The Fort Worth optometrists of the Community Eye Clinic began to notice the need for another eye clinic years ago, when they realized that the hundreds of patients referred to them by the Northside Health Center just didn’t show up for their dates.
“The patients from Northside just weren’t coming and we had a waiting list of about 800 people,” said Dr. Jennifer Deakins, clinical director of the downtown clinic, which provides vision care to low cost to people without insurance.
Deakins said patients lacked transportation or just weren’t comfortable going to a new place for their medical care, so they did without.
From now on, these patients will no longer have to cross the city. Instead, they can walk up to the second floor of the health center.
In addition to treating eye conditions related to diabetes and hypertension, the clinic will also provide other basic needs such as glasses and routine check-ups, clinic director Dr. Mary Kate Sain said. And, thanks to a partnership with the University of Houston College of Optometry, fourth-year college students will rotate into the clinic where they will undergo hands-on training under the supervision of Sain.
“We will serve as an educational institution,” said Sain, who is also a practice teacher at the college. “This way, we’ll be able to provide the most exceptional patient care, but also help (new doctors) learn and train. “
The eye clinic is the first of several additions the health center hopes to offer to create a medical home for some of Tarrant County’s most vulnerable residents, Rodriguez said. Ultimately, the center hopes to be able to offer dental care as well as additional behavioral and mental health services.
The Northside Clinic is the flagship location for Community Health Centers in the North Texas region, the only health center in the county designated as a Federal Qualified Health Center. These centers have received federal funding to provide medical care in areas considered medically underserved. In Tarrant County, the center treats thousands of people who do not have health insurance and have very little or no income. In Tarrant County, about 17% of adults between the ages of 18 and 65 do not have health insurance, according to census data.
Texas has more residents without health insurance than any other state in the United States
The health center is open to anyone seeking medical care. Last year, the clinic treated over 11,000 patients, with almost all of those patients earning less than 200% of federal poverty guidelines, or about $ 13,000 per year for an individual, according to federal data.
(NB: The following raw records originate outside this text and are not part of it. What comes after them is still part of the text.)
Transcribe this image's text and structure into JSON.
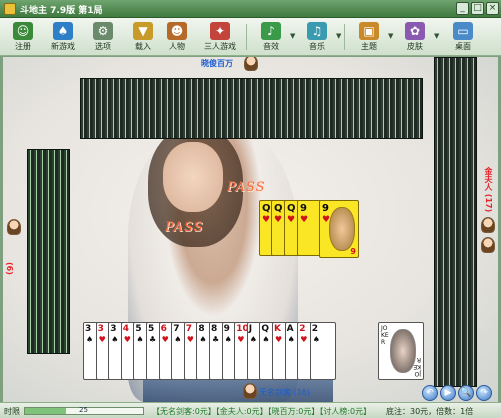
{
  "window": {
    "title": "斗地主 7.9版 第1局",
    "buttons": [
      "_",
      "□",
      "×"
    ]
  },
  "toolbar": {
    "items": [
      {
        "label": "注册",
        "icon": "register-icon",
        "color": "#3a8a3a"
      },
      {
        "label": "新游戏",
        "icon": "new-game-icon",
        "color": "#2f7fc8"
      },
      {
        "label": "选项",
        "icon": "options-gear-icon",
        "color": "#6a8a6a"
      },
      {
        "label": "载入",
        "icon": "load-icon",
        "color": "#c89a2a"
      },
      {
        "label": "人物",
        "icon": "characters-icon",
        "color": "#b56a2a"
      },
      {
        "label": "三人游戏",
        "icon": "three-player-icon",
        "color": "#c2443a"
      },
      {
        "label": "音效",
        "icon": "sound-icon",
        "color": "#3a9a4a"
      },
      {
        "label": "音乐",
        "icon": "music-icon",
        "color": "#3a9ab0"
      },
      {
        "label": "主题",
        "icon": "theme-icon",
        "color": "#c88a2a"
      },
      {
        "label": "皮肤",
        "icon": "skin-icon",
        "color": "#8a5ab0"
      },
      {
        "label": "桌面",
        "icon": "desktop-icon",
        "color": "#4a8ac8"
      }
    ]
  },
  "players": {
    "top": {
      "name": "晓俊百万"
    },
    "left": {
      "name": "(6)"
    },
    "right": {
      "name": "金夫人 (17)"
    },
    "bottom": {
      "name": "无名剑客 (16)"
    }
  },
  "pass_text": [
    "PASS",
    "PASS"
  ],
  "played_cards": [
    {
      "rank": "Q",
      "suit": "♥"
    },
    {
      "rank": "Q",
      "suit": "♥"
    },
    {
      "rank": "Q",
      "suit": "♥"
    },
    {
      "rank": "9",
      "suit": "♥"
    },
    {
      "rank": "9",
      "suit": "♥"
    }
  ],
  "hand_cards": [
    {
      "rank": "3",
      "suit": "♠",
      "color": "blk"
    },
    {
      "rank": "3",
      "suit": "♥",
      "color": "red"
    },
    {
      "rank": "3",
      "suit": "♠",
      "color": "blk"
    },
    {
      "rank": "4",
      "suit": "♥",
      "color": "red"
    },
    {
      "rank": "5",
      "suit": "♠",
      "color": "blk"
    },
    {
      "rank": "5",
      "suit": "♣",
      "color": "blk"
    },
    {
      "rank": "6",
      "suit": "♥",
      "color": "red"
    },
    {
      "rank": "7",
      "suit": "♠",
      "color": "blk"
    },
    {
      "rank": "7",
      "suit": "♥",
      "color": "red"
    },
    {
      "rank": "8",
      "suit": "♠",
      "color": "blk"
    },
    {
      "rank": "8",
      "suit": "♣",
      "color": "blk"
    },
    {
      "rank": "9",
      "suit": "♠",
      "color": "blk"
    },
    {
      "rank": "10",
      "suit": "♥",
      "color": "red"
    },
    {
      "rank": "J",
      "suit": "♠",
      "color": "blk"
    },
    {
      "rank": "Q",
      "suit": "♠",
      "color": "blk"
    },
    {
      "rank": "K",
      "suit": "♥",
      "color": "red"
    },
    {
      "rank": "A",
      "suit": "♠",
      "color": "blk"
    },
    {
      "rank": "2",
      "suit": "♥",
      "color": "red"
    },
    {
      "rank": "2",
      "suit": "♠",
      "color": "blk"
    }
  ],
  "joker": {
    "top": "JOKER",
    "bottom": "JOKER"
  },
  "status": {
    "time_label": "时限",
    "timer_value": "25",
    "timer_fraction": 0.35,
    "scores": "【无名剑客:0元】【金夫人:0元】【晓百万:0元】【讨人榜:0元】",
    "stake": "底注：30元，倍数：1倍"
  },
  "controls": [
    "↶",
    "▶",
    "🔍",
    "↷"
  ]
}
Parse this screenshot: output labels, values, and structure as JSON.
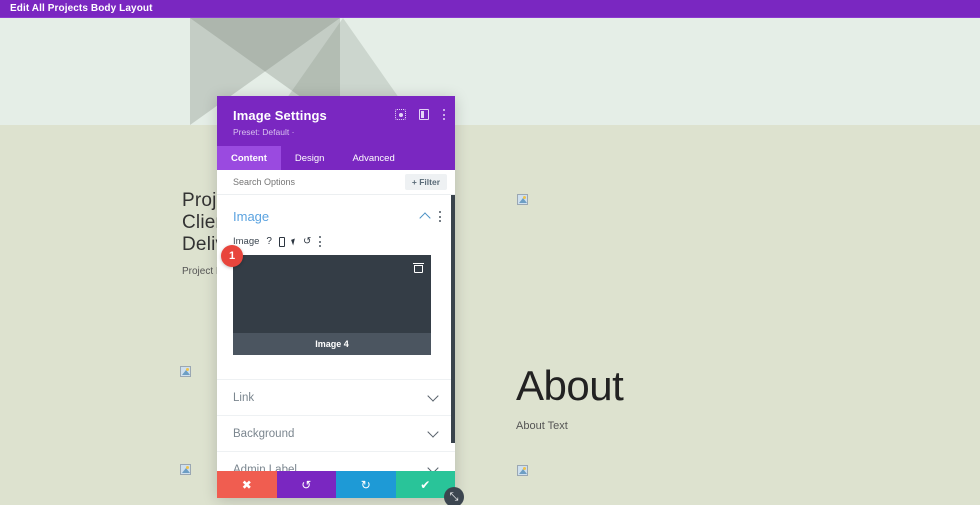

The majority of patients at the health center do not have any type of health insurance, according to the data.
The eye clinic was funded with support from the Alcon Foundation, Fort Worth Lighthouse for the Blind, Amon G. Carter Foundation and the Clinicians Association for the Under-Served.
How to get eye care if you don’t have health or eye insurance or if you are underinsured: To visit the Northside Community Health Center Eye Clinic, you must be a current patient at the center. To become a patient and request an appointment, call 817-625-4254 or go online at ntachc.org.
This story was originally published November 10, 2021 1:46 pm.
CORRECTION: An earlier version of this story misstated Dr. Sain’s name. Dr. Mary Kate Sain is the clinic director.
Corrected on November 10, 2021